**WHAT IS EXPECTED**
Could you return each line of the material that has "track" in it?
**** RECORD EXCERPTS ****
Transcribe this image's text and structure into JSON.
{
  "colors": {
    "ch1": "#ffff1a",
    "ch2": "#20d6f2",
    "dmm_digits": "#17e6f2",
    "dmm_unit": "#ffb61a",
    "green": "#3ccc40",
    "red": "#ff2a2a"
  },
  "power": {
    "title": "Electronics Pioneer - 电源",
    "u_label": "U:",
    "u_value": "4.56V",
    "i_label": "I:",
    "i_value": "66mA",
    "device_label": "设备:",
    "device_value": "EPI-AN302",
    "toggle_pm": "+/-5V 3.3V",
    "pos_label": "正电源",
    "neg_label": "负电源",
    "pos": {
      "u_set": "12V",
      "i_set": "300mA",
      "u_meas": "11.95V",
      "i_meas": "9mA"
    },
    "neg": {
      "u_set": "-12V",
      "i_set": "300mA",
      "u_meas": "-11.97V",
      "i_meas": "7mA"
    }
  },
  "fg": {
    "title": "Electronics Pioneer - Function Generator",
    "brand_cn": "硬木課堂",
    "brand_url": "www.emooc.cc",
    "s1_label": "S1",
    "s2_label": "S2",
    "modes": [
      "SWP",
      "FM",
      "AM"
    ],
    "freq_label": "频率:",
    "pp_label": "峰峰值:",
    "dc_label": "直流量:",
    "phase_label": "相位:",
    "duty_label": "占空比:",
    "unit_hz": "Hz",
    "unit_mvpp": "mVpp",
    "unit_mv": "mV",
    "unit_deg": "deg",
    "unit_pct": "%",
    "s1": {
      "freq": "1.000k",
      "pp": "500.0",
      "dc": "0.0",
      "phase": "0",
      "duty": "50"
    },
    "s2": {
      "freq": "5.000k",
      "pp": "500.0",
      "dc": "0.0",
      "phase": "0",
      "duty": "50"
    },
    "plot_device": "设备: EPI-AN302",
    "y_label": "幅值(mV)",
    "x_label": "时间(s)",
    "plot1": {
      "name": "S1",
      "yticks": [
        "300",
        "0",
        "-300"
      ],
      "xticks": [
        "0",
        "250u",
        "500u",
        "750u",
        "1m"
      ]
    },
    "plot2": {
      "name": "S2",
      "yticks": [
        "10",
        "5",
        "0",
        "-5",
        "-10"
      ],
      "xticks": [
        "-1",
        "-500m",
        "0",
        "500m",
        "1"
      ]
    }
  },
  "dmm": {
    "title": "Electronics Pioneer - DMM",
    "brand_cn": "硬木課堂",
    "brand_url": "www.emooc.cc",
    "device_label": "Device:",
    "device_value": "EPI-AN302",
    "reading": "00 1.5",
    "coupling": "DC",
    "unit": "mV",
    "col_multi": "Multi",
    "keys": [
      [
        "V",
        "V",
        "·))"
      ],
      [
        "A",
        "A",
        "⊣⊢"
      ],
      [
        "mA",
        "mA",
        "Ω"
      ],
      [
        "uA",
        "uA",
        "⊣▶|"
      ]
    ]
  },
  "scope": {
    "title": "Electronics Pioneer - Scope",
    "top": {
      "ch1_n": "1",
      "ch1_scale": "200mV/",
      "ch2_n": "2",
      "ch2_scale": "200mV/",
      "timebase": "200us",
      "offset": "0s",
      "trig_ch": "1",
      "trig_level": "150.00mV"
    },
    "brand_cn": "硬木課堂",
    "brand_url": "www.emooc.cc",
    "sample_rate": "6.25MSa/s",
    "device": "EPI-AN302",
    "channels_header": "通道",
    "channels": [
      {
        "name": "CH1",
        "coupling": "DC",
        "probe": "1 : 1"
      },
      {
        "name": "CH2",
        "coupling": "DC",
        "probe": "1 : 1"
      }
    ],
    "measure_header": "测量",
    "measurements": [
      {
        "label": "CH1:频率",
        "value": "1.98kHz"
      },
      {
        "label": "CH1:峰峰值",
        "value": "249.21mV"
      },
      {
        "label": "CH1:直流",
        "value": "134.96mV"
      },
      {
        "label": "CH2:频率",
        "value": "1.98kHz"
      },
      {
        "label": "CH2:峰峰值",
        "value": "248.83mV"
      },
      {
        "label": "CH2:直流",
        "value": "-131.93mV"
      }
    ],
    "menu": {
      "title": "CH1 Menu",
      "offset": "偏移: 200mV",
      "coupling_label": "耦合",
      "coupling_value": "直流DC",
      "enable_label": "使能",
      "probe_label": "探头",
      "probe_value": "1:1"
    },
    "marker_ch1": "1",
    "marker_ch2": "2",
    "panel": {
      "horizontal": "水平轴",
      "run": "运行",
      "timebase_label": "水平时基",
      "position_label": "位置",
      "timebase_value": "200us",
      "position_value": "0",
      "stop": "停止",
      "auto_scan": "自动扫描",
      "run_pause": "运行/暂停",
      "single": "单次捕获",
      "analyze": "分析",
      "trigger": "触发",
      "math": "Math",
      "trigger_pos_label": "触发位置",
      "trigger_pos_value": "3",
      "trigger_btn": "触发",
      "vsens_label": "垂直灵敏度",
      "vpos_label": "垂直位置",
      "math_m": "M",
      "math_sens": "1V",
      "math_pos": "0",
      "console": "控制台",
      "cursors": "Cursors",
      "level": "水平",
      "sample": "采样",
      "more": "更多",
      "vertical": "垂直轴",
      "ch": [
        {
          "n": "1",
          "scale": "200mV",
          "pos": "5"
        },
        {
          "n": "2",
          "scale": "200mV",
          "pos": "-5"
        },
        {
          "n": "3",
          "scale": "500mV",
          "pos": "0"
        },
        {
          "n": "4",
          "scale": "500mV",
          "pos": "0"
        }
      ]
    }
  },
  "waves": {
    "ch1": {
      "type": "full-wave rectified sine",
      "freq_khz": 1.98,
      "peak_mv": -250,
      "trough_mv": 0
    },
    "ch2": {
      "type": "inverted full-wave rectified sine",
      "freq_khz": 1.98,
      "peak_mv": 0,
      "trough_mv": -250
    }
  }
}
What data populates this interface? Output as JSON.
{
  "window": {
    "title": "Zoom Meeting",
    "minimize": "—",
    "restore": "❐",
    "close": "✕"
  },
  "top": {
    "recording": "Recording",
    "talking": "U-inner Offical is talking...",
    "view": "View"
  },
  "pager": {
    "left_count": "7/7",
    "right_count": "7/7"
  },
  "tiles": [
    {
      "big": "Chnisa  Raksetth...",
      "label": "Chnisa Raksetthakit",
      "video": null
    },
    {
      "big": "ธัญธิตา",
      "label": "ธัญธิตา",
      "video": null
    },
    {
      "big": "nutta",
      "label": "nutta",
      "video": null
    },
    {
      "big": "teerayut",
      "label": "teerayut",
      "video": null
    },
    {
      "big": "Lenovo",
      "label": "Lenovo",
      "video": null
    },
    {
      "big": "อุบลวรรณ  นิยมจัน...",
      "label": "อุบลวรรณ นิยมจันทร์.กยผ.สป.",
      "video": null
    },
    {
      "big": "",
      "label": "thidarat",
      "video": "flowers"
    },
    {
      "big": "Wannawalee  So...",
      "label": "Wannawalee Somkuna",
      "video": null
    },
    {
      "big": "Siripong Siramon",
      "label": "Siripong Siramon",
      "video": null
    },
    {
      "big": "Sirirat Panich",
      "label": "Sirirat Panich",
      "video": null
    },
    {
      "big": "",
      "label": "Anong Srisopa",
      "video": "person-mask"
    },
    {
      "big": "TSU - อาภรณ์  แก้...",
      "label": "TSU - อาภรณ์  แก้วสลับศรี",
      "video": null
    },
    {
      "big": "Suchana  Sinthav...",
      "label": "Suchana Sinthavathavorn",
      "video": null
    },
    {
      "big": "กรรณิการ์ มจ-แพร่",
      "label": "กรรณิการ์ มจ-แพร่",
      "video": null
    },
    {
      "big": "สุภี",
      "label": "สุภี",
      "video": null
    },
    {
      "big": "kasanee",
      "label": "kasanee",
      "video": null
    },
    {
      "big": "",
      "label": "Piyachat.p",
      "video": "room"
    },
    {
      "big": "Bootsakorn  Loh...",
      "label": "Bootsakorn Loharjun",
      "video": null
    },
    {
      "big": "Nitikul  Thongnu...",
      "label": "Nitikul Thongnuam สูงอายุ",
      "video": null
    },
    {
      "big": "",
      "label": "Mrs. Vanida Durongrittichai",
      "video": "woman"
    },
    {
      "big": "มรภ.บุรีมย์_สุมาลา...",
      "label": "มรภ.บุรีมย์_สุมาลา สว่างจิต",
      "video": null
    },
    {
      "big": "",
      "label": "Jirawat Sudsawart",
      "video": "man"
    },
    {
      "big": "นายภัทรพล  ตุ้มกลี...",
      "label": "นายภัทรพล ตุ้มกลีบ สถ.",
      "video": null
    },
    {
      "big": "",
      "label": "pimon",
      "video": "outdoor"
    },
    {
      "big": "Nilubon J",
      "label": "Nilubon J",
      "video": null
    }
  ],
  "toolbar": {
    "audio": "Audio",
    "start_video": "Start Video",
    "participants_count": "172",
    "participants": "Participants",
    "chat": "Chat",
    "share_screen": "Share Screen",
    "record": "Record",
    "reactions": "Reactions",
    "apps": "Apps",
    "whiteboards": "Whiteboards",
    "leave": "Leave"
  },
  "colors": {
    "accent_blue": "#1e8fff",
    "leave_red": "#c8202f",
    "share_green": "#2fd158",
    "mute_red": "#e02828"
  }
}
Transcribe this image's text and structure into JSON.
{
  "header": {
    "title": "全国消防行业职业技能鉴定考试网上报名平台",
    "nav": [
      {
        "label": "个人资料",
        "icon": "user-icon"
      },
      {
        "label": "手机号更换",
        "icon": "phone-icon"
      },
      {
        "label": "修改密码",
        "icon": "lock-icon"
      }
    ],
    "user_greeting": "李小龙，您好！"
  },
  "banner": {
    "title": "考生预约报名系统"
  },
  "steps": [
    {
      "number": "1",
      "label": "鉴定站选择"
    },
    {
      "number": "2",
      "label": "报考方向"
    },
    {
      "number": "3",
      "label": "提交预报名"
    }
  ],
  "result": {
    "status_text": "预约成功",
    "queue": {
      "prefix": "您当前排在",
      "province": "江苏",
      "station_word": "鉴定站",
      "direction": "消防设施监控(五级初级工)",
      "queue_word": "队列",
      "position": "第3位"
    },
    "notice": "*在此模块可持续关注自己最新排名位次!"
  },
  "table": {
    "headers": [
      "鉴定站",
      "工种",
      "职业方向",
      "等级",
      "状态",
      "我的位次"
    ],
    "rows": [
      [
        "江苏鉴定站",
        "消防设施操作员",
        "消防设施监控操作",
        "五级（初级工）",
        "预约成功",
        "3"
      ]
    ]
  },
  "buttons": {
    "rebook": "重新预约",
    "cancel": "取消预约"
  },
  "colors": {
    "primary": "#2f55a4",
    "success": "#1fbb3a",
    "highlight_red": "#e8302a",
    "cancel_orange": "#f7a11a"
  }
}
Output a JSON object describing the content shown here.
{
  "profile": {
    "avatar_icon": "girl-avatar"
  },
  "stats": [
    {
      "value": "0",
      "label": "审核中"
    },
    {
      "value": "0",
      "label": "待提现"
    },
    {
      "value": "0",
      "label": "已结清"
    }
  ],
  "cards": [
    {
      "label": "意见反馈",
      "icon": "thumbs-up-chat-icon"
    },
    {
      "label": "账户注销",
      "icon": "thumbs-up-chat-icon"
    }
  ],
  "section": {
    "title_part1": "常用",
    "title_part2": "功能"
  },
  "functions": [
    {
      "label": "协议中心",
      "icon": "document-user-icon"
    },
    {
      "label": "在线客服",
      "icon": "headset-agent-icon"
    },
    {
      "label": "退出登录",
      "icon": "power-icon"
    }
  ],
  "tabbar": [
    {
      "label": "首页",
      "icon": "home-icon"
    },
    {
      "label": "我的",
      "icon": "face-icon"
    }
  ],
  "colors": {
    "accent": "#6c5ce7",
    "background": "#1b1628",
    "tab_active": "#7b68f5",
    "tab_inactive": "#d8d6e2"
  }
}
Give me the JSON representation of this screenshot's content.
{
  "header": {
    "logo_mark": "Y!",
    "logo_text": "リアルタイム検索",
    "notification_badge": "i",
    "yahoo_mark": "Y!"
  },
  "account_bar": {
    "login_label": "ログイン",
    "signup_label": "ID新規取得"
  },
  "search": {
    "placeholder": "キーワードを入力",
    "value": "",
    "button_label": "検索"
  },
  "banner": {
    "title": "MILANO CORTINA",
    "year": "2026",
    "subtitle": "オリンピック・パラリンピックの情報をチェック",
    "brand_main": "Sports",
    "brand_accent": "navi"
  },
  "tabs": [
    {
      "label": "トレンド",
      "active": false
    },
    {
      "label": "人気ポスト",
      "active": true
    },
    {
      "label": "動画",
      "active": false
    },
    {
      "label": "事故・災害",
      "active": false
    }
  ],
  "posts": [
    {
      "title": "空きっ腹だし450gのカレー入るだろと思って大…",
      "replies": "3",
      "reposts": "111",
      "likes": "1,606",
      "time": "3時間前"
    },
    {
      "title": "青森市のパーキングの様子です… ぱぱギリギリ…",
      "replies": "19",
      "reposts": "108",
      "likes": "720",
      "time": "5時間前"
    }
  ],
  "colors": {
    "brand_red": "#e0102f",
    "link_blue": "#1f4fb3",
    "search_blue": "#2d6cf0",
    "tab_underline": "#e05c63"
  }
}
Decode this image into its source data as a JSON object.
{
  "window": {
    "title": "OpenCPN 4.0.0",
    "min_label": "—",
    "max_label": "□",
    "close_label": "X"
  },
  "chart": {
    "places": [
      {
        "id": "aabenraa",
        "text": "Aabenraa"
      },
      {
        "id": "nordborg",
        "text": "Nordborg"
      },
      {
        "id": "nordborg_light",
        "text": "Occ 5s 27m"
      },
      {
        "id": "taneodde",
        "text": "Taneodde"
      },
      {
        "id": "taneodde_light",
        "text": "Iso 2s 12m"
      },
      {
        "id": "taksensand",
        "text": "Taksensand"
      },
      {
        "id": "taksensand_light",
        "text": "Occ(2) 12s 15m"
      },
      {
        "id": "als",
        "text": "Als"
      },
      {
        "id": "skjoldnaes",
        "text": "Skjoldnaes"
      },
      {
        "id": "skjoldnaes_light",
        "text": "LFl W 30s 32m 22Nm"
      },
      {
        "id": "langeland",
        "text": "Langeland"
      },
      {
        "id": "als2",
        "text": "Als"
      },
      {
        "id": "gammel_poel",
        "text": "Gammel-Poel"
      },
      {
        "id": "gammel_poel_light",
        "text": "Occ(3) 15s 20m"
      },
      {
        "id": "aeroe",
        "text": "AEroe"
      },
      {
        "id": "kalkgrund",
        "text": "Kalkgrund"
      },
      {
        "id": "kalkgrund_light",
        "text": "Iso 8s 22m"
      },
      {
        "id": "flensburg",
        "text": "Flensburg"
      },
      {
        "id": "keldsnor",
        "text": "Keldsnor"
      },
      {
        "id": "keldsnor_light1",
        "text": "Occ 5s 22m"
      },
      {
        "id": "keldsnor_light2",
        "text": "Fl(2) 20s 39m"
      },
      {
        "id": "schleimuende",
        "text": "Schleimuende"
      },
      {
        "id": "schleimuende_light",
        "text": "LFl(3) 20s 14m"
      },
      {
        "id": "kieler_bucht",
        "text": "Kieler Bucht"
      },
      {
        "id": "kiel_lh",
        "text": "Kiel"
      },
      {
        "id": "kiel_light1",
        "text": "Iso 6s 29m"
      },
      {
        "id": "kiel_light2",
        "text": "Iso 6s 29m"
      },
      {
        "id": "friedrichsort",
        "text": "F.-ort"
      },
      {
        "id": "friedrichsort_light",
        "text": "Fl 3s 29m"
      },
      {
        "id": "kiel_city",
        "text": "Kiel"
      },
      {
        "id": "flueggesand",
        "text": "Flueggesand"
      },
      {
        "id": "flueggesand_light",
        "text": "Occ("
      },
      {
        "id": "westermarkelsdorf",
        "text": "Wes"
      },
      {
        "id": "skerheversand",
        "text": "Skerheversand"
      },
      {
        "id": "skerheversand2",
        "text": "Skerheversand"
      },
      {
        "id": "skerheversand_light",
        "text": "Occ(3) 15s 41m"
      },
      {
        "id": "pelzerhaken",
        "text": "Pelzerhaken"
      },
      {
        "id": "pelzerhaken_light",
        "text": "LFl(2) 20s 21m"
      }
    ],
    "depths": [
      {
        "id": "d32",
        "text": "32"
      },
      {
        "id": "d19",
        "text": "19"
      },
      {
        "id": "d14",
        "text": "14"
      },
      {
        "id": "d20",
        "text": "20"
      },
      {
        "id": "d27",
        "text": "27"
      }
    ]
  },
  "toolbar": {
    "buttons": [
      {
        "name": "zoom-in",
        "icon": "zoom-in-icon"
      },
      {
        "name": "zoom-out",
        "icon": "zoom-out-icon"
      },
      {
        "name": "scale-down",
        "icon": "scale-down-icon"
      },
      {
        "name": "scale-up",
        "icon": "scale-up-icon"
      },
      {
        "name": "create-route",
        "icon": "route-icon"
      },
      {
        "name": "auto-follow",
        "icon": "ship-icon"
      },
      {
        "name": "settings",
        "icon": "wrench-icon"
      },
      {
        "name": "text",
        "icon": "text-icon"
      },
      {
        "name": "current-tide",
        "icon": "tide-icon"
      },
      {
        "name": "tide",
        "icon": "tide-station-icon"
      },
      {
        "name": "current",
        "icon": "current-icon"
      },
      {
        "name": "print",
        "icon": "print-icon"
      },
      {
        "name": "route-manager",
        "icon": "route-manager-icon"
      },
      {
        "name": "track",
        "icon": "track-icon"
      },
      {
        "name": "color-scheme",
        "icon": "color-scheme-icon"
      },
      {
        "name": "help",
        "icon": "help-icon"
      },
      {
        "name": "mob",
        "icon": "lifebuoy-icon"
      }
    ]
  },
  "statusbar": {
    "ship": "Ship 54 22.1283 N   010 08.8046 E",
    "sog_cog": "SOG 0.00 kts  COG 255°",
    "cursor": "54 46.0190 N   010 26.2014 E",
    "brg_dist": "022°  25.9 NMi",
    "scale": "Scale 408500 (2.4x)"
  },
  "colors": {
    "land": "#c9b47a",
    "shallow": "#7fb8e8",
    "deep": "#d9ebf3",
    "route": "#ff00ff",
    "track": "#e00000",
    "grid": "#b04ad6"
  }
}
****
**RESPONSE AREA**
        "name": "track",
        "icon": "track-icon"
    "track": "#e00000",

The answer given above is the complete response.